··· INFORMATION GIVEN ···

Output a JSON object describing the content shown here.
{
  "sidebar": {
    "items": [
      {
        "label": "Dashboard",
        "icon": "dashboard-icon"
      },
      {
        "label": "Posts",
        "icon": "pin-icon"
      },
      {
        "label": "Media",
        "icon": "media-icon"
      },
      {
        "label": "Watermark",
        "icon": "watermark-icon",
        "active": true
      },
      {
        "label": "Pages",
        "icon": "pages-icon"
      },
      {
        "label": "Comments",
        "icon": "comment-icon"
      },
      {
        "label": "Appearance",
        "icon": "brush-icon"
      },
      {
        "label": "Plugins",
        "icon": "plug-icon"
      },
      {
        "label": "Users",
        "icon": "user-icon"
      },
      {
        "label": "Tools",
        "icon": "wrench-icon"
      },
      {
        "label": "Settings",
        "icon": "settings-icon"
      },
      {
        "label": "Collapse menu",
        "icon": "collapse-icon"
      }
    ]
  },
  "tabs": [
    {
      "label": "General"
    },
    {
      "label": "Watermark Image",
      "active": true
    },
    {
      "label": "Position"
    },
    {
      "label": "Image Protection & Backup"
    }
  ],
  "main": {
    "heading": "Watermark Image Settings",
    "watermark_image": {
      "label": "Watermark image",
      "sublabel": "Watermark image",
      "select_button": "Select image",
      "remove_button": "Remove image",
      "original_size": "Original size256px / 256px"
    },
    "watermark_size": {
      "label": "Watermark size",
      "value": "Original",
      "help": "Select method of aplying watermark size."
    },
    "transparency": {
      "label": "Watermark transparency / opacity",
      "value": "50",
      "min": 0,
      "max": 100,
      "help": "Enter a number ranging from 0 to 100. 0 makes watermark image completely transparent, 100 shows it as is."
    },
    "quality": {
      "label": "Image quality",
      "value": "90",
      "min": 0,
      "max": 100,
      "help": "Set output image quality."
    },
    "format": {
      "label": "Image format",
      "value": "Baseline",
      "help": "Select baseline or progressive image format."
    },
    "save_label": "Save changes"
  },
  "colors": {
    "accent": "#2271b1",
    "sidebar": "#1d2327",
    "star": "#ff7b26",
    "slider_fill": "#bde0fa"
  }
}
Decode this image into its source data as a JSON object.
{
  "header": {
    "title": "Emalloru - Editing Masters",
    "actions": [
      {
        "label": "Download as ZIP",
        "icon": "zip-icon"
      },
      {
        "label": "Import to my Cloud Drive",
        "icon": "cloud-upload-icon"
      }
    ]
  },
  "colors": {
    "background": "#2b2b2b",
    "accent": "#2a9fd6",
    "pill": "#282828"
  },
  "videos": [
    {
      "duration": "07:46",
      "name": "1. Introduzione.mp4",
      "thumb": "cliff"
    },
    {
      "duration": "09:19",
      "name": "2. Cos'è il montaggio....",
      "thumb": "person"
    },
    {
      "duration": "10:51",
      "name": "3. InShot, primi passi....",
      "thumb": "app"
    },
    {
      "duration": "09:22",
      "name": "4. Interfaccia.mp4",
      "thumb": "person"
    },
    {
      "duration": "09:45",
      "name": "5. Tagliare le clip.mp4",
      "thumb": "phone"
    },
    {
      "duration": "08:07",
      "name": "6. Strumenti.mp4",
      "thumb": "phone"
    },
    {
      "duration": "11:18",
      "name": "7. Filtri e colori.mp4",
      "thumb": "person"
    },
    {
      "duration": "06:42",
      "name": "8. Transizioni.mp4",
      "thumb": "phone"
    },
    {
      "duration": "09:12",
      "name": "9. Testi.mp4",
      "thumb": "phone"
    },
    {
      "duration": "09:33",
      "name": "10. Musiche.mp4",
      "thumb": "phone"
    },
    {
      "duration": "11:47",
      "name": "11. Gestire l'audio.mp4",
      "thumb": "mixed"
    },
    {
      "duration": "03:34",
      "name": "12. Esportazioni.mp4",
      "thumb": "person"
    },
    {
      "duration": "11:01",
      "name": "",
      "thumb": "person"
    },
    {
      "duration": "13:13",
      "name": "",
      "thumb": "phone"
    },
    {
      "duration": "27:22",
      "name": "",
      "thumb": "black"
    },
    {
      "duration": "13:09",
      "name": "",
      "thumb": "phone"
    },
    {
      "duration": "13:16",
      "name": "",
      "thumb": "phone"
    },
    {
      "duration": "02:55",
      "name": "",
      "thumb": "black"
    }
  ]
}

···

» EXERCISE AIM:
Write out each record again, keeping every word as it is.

» TASK RESULT:
Output a JSON object describing the content shown here.
{
  "sidebar": {
    "items": [
      {
        "label": "Dashboard",
        "icon": "dashboard-icon"
      },
      {
        "label": "Posts",
        "icon": "pin-icon"
      },
      {
        "label": "Media",
        "icon": "media-icon"
      },
      {
        "label": "Watermark",
        "icon": "watermark-icon",
        "active": true
      },
      {
        "label": "Pages",
        "icon": "pages-icon"
      },
      {
        "label": "Comments",
        "icon": "comment-icon"
      },
      {
        "label": "Appearance",
        "icon": "brush-icon"
      },
      {
        "label": "Plugins",
        "icon": "plug-icon"
      },
      {
        "label": "Users",
        "icon": "user-icon"
      },
      {
        "label": "Tools",
        "icon": "wrench-icon"
      },
      {
        "label": "Settings",
        "icon": "settings-icon"
      },
      {
        "label": "Collapse menu",
        "icon": "collapse-icon"
      }
    ]
  },
  "tabs": [
    {
      "label": "General"
    },
    {
      "label": "Watermark Image",
      "active": true
    },
    {
      "label": "Position"
    },
    {
      "label": "Image Protection & Backup"
    }
  ],
  "main": {
    "heading": "Watermark Image Settings",
    "watermark_image": {
      "label": "Watermark image",
      "sublabel": "Watermark image",
      "select_button": "Select image",
      "remove_button": "Remove image",
      "original_size": "Original size256px / 256px"
    },
    "watermark_size": {
      "label": "Watermark size",
      "value": "Original",
      "help": "Select method of aplying watermark size."
    },
    "transparency": {
      "label": "Watermark transparency / opacity",
      "value": "50",
      "min": 0,
      "max": 100,
      "help": "Enter a number ranging from 0 to 100. 0 makes watermark image completely transparent, 100 shows it as is."
    },
    "quality": {
      "label": "Image quality",
      "value": "90",
      "min": 0,
      "max": 100,
      "help": "Set output image quality."
    },
    "format": {
      "label": "Image format",
      "value": "Baseline",
      "help": "Select baseline or progressive image format."
    },
    "save_label": "Save changes"
  },
  "colors": {
    "accent": "#2271b1",
    "sidebar": "#1d2327",
    "star": "#ff7b26",
    "slider_fill": "#bde0fa"
  }
}
Decode this image into its source data as a JSON object.
{
  "header": {
    "title": "Emalloru - Editing Masters",
    "actions": [
      {
        "label": "Download as ZIP",
        "icon": "zip-icon"
      },
      {
        "label": "Import to my Cloud Drive",
        "icon": "cloud-upload-icon"
      }
    ]
  },
  "colors": {
    "background": "#2b2b2b",
    "accent": "#2a9fd6",
    "pill": "#282828"
  },
  "videos": [
    {
      "duration": "07:46",
      "name": "1. Introduzione.mp4",
      "thumb": "cliff"
    },
    {
      "duration": "09:19",
      "name": "2. Cos'è il montaggio....",
      "thumb": "person"
    },
    {
      "duration": "10:51",
      "name": "3. InShot, primi passi....",
      "thumb": "app"
    },
    {
      "duration": "09:22",
      "name": "4. Interfaccia.mp4",
      "thumb": "person"
    },
    {
      "duration": "09:45",
      "name": "5. Tagliare le clip.mp4",
      "thumb": "phone"
    },
    {
      "duration": "08:07",
      "name": "6. Strumenti.mp4",
      "thumb": "phone"
    },
    {
      "duration": "11:18",
      "name": "7. Filtri e colori.mp4",
      "thumb": "person"
    },
    {
      "duration": "06:42",
      "name": "8. Transizioni.mp4",
      "thumb": "phone"
    },
    {
      "duration": "09:12",
      "name": "9. Testi.mp4",
      "thumb": "phone"
    },
    {
      "duration": "09:33",
      "name": "10. Musiche.mp4",
      "thumb": "phone"
    },
    {
      "duration": "11:47",
      "name": "11. Gestire l'audio.mp4",
      "thumb": "mixed"
    },
    {
      "duration": "03:34",
      "name": "12. Esportazioni.mp4",
      "thumb": "person"
    },
    {
      "duration": "11:01",
      "name": "",
      "thumb": "person"
    },
    {
      "duration": "13:13",
      "name": "",
      "thumb": "phone"
    },
    {
      "duration": "27:22",
      "name": "",
      "thumb": "black"
    },
    {
      "duration": "13:09",
      "name": "",
      "thumb": "phone"
    },
    {
      "duration": "13:16",
      "name": "",
      "thumb": "phone"
    },
    {
      "duration": "02:55",
      "name": "",
      "thumb": "black"
    }
  ]
}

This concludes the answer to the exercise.